YOUR GOAL:
Your reply should be one number: how many lines of the records below contain the string "text".

SUPPLIED ENTRIES:
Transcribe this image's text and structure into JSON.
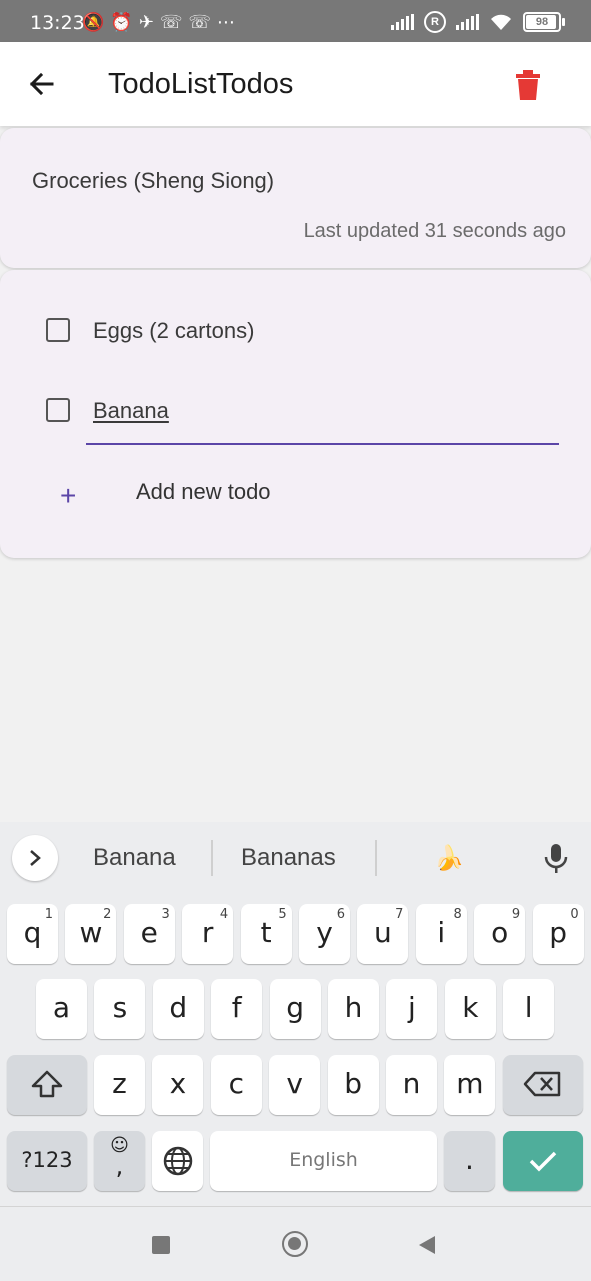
{
  "status_bar": {
    "time": "13:23",
    "icons": [
      "muted-bell-icon",
      "alarm-icon",
      "telegram-icon",
      "whatsapp-icon",
      "whatsapp-icon",
      "more-icon"
    ],
    "battery": "98"
  },
  "app_bar": {
    "title": "TodoListTodos"
  },
  "list_card": {
    "name": "Groceries (Sheng Siong)",
    "updated": "Last updated 31 seconds ago"
  },
  "todos": [
    {
      "text": "Eggs (2 cartons)",
      "checked": false
    },
    {
      "text": "Banana",
      "checked": false,
      "editing": true
    }
  ],
  "add_todo_label": "Add new todo",
  "keyboard": {
    "suggestions": [
      "Banana",
      "Bananas",
      "🍌"
    ],
    "row1": [
      {
        "k": "q",
        "n": "1"
      },
      {
        "k": "w",
        "n": "2"
      },
      {
        "k": "e",
        "n": "3"
      },
      {
        "k": "r",
        "n": "4"
      },
      {
        "k": "t",
        "n": "5"
      },
      {
        "k": "y",
        "n": "6"
      },
      {
        "k": "u",
        "n": "7"
      },
      {
        "k": "i",
        "n": "8"
      },
      {
        "k": "o",
        "n": "9"
      },
      {
        "k": "p",
        "n": "0"
      }
    ],
    "row2": [
      "a",
      "s",
      "d",
      "f",
      "g",
      "h",
      "j",
      "k",
      "l"
    ],
    "row3": [
      "z",
      "x",
      "c",
      "v",
      "b",
      "n",
      "m"
    ],
    "symbols_label": "?123",
    "comma_label": ",",
    "space_label": "English",
    "period_label": "."
  },
  "colors": {
    "accent": "#5b45a7",
    "trash": "#e53935",
    "enter_key": "#4fae9b"
  }
}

ANSWER FOR THE TASK:
3